“This deft urban design provides an architectural solution for college football stadium,” Burnette said. “The project opens up the campus for future expansion with intermediate terminus into the sunken stadium while preserving street and game connection to the spectacular mountains above Monterrey.”
Baylor Scott & White Health Administrative Center
Perkins & Will
The BSWH Administrative Center is not your typical office building layout. To foster collaboration between once siloed staff and eliminate corporate hierarchy, the 250,000-square-feet of office space is organized on two three-acre floor plates that extend across the entire site.
Multiple floor openings and communicating stairs connect the two levels, which encourages physical movement and reduces elevator use. Double-height amenity spaces and a five-story parking garage create an urban-scale porch that allows key social spaces to extend to the outdoors.

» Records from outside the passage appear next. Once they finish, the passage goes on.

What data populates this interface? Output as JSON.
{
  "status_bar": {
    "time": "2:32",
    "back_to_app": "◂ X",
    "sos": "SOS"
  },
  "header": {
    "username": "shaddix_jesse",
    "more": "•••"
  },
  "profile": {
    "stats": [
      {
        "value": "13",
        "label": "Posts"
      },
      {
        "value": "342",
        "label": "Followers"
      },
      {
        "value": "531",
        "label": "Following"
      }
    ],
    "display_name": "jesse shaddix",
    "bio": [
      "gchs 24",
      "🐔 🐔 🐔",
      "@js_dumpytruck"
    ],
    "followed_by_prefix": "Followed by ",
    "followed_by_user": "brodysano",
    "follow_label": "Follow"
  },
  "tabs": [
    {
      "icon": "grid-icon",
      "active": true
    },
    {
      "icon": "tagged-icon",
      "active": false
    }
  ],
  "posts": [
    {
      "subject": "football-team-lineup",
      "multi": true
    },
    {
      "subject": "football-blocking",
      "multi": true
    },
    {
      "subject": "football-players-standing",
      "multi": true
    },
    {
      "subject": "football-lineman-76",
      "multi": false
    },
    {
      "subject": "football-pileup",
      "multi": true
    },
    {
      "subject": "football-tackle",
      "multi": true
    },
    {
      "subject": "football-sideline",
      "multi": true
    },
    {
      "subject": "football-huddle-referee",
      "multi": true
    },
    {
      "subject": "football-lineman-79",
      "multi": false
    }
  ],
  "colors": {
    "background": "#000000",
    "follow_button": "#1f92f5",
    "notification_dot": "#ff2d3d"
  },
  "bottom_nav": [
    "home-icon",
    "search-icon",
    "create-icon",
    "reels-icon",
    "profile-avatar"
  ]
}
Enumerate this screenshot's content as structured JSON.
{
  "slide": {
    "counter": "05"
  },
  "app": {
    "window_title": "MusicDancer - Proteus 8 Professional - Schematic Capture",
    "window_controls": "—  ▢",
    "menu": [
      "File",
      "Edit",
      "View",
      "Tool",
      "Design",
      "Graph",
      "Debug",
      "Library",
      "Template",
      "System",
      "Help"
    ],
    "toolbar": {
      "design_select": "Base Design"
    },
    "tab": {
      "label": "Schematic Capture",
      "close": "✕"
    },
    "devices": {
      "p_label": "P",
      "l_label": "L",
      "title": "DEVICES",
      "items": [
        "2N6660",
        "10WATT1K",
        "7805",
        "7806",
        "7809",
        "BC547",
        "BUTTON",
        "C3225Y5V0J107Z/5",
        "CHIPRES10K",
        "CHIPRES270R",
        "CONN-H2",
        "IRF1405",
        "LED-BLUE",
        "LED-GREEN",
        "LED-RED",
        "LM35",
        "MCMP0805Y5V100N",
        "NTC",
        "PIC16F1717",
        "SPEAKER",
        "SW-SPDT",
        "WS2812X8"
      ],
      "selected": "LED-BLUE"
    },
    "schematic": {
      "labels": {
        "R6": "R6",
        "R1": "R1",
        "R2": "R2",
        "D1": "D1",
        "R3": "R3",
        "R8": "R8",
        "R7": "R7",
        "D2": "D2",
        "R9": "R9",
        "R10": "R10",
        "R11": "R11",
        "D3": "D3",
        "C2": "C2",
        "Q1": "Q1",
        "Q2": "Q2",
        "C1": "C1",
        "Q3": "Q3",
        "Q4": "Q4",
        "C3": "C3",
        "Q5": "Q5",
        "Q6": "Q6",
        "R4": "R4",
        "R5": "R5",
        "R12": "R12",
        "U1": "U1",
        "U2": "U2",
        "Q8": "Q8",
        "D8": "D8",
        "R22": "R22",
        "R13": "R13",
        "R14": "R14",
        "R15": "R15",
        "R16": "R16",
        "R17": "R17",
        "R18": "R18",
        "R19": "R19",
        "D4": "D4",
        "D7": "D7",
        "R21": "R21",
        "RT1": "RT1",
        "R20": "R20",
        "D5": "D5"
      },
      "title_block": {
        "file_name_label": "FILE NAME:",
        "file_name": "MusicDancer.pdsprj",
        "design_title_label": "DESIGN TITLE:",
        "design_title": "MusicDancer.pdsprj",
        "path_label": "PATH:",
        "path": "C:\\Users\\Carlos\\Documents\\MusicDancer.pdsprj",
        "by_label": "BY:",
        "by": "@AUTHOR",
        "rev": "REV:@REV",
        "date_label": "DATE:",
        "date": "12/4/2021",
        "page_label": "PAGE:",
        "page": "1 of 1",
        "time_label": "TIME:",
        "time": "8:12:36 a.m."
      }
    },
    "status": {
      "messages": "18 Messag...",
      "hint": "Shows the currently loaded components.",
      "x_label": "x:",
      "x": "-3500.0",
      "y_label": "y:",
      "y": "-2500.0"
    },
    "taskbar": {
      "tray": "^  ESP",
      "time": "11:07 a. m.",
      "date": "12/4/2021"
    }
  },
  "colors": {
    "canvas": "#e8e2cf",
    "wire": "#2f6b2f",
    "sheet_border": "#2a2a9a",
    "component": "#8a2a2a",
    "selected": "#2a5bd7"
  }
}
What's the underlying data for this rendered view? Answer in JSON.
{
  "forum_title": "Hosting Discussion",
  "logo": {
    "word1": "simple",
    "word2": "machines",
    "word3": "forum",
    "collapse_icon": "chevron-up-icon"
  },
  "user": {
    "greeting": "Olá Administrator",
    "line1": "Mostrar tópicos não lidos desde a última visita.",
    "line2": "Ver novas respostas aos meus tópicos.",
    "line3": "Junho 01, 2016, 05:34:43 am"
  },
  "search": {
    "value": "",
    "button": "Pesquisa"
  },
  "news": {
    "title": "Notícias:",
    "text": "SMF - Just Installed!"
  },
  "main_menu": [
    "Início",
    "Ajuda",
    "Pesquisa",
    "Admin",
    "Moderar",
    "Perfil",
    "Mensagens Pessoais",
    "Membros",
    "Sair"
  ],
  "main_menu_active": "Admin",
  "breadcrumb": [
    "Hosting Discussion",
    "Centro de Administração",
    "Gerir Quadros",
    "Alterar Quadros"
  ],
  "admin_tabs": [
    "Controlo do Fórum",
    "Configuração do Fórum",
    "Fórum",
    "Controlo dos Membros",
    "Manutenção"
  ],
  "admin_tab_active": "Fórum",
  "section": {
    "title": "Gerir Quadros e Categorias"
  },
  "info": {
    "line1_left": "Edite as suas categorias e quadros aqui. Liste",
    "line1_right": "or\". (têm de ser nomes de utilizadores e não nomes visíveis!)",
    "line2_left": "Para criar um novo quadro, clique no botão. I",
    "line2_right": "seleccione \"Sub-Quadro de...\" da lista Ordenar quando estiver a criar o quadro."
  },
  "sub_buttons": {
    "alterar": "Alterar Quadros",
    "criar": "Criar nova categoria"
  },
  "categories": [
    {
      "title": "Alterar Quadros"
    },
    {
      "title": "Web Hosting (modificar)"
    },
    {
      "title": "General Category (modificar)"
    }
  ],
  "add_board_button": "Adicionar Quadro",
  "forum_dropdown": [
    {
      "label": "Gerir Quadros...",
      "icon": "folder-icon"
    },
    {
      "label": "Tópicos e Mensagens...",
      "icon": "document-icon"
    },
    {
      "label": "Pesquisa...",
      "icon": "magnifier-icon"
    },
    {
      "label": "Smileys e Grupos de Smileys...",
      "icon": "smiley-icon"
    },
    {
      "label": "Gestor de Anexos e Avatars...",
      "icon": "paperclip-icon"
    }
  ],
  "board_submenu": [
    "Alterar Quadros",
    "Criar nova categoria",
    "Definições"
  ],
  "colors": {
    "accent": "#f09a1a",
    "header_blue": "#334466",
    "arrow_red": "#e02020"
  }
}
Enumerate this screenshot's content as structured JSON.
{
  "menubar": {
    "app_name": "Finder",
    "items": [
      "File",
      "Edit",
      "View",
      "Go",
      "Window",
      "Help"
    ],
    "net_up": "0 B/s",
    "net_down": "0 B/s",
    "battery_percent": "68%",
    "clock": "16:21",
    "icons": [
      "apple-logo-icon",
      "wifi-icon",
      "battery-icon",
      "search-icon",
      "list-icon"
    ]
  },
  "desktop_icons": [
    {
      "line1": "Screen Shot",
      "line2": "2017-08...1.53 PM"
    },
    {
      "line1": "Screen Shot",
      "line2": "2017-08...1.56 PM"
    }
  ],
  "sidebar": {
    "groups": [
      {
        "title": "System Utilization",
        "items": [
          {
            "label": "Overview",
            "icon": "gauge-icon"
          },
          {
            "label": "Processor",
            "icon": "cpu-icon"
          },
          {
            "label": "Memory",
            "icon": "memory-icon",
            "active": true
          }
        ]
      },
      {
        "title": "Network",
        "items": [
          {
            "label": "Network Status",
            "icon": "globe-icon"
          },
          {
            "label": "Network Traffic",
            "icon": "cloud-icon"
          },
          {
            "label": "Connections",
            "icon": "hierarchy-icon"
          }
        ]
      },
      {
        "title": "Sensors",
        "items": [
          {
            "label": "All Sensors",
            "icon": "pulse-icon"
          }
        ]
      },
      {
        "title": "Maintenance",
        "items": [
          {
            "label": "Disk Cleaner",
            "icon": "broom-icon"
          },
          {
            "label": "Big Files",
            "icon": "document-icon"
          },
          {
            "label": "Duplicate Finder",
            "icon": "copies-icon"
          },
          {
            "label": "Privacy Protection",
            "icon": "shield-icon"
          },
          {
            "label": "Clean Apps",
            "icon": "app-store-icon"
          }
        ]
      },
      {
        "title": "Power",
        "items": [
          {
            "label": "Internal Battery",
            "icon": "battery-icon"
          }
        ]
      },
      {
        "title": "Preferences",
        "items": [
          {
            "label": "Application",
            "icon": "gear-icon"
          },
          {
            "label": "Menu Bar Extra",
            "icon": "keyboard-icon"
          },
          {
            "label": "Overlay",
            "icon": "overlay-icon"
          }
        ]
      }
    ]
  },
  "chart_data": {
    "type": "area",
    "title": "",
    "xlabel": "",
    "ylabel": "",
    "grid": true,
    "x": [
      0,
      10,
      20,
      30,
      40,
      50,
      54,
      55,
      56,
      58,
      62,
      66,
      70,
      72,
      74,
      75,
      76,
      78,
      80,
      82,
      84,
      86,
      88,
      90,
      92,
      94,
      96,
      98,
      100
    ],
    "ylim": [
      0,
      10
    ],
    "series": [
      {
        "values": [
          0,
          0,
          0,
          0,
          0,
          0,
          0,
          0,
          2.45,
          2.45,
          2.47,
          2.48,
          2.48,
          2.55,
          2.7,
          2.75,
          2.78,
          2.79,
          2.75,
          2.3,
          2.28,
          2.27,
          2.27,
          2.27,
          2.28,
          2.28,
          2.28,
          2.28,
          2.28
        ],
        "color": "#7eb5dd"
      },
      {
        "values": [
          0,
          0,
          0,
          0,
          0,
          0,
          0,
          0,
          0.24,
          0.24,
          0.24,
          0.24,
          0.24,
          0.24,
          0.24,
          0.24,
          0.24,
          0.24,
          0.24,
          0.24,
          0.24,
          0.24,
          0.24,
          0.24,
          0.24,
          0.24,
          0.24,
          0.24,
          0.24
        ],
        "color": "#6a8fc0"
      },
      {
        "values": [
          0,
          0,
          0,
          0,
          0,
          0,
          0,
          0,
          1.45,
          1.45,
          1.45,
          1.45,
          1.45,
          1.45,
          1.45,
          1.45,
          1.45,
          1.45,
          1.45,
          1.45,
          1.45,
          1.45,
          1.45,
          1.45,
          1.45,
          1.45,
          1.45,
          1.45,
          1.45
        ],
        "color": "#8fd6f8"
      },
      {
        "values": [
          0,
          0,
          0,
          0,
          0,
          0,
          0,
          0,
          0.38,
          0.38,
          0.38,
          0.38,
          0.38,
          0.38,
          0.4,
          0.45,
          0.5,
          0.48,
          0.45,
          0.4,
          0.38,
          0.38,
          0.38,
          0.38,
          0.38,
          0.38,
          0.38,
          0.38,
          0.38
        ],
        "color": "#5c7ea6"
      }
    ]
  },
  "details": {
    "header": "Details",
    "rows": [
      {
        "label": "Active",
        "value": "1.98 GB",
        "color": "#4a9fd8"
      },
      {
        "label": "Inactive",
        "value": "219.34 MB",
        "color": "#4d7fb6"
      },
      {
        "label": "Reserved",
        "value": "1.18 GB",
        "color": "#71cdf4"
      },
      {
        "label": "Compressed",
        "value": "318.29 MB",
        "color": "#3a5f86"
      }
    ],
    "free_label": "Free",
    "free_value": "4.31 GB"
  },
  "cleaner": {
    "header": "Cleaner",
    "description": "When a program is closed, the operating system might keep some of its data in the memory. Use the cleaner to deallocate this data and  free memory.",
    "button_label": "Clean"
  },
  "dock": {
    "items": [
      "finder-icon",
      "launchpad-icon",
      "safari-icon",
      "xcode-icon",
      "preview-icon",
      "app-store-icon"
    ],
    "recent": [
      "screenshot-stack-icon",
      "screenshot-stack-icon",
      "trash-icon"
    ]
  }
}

“A diagrammatically clear and architecturally rigorous response to climate, and site, this building literally elevates its program, creating community space and a welcoming presence,” Smith said.
Perkins & Will
The Pittman Hotel is a hinge point in time and scale. The Knights of Pythias Temple was Dallas’ first major commercial building designed, financed, and built by the Black community in 1916. Throughout the early 1900s, it served as the community’s business center and vibrant social hub.
But urban upheaval and social change left the building vacant. Now, renovations and an addition brings the project’s past into renewed dialogue. It aims to mark the culmination of a slow comeback for Deep Ellum as the neighborhood’s first hotel, and reconnects history to the urban patchwork of the district.
“As a jury, we were all drawn to this project,” Spencer said. “It respects the history of place through a careful exterior restoration and a new building both in dialogue proportionally and spatial. It re-invigorates the street scape and urban fabric of Dallas in the way we hope all buildings will in our cities. Just beautiful.”
With this project, HKS wondered: How can a parking garage become a catalyst for a more robust, sustainable downtown? The undeveloped block across the street from Trammell Crow Center (TCC) offered an opportunity to solve parking needs, but the design team saw potential beyond just another garage.
2000 Ross has high-quality architectural expression and a ground plane of active uses. HKS said it extends the progressive international aesthetic of the Dallas Arts District and helps transform the neighborhood into an active, bright, uplifting and innovative area.
“This project is an elegant reinvention of the sunbelt-city parking garage into something more than just another city block parking island,” Burnette said. “It becomes a new connector and a future platform—a base for interaction and walking about the city.”
University of North Texas College of Law
The Dallas Municipal Building, constructed in 1914, is best known as the location for the arrest, jailing, and assassination of Lee Harvey Oswald. The 6-story Beaux-Art structure, a State Historic Landmark, was renovated in 1957 to remove the bulk of the building’s decorative finishes.
In 2016, the City of Dallas completed a full exterior restoration prior to turning the building over to UNT for interior rehabilitation. Creating spaces appropriate for a law school within a historically significant building was dubbed the challenge and the opportunity of the project. The unique and functional design integrates the historic restoration of key public spaces, significant Oswald-related areas, and areas for law school instructional spaces.
“An exquisitely preserved, restored, and adaptive reuse of the historic Dallas Municipal Building, it is the perfect setting for a college of law,” Spencer said.
All photos are courtesy of AIA Dallas.
Get on the list.
Dallas Innovates, every day.
Sign up to keep your eye on what’s new and next in Dallas-Fort Worth, every day.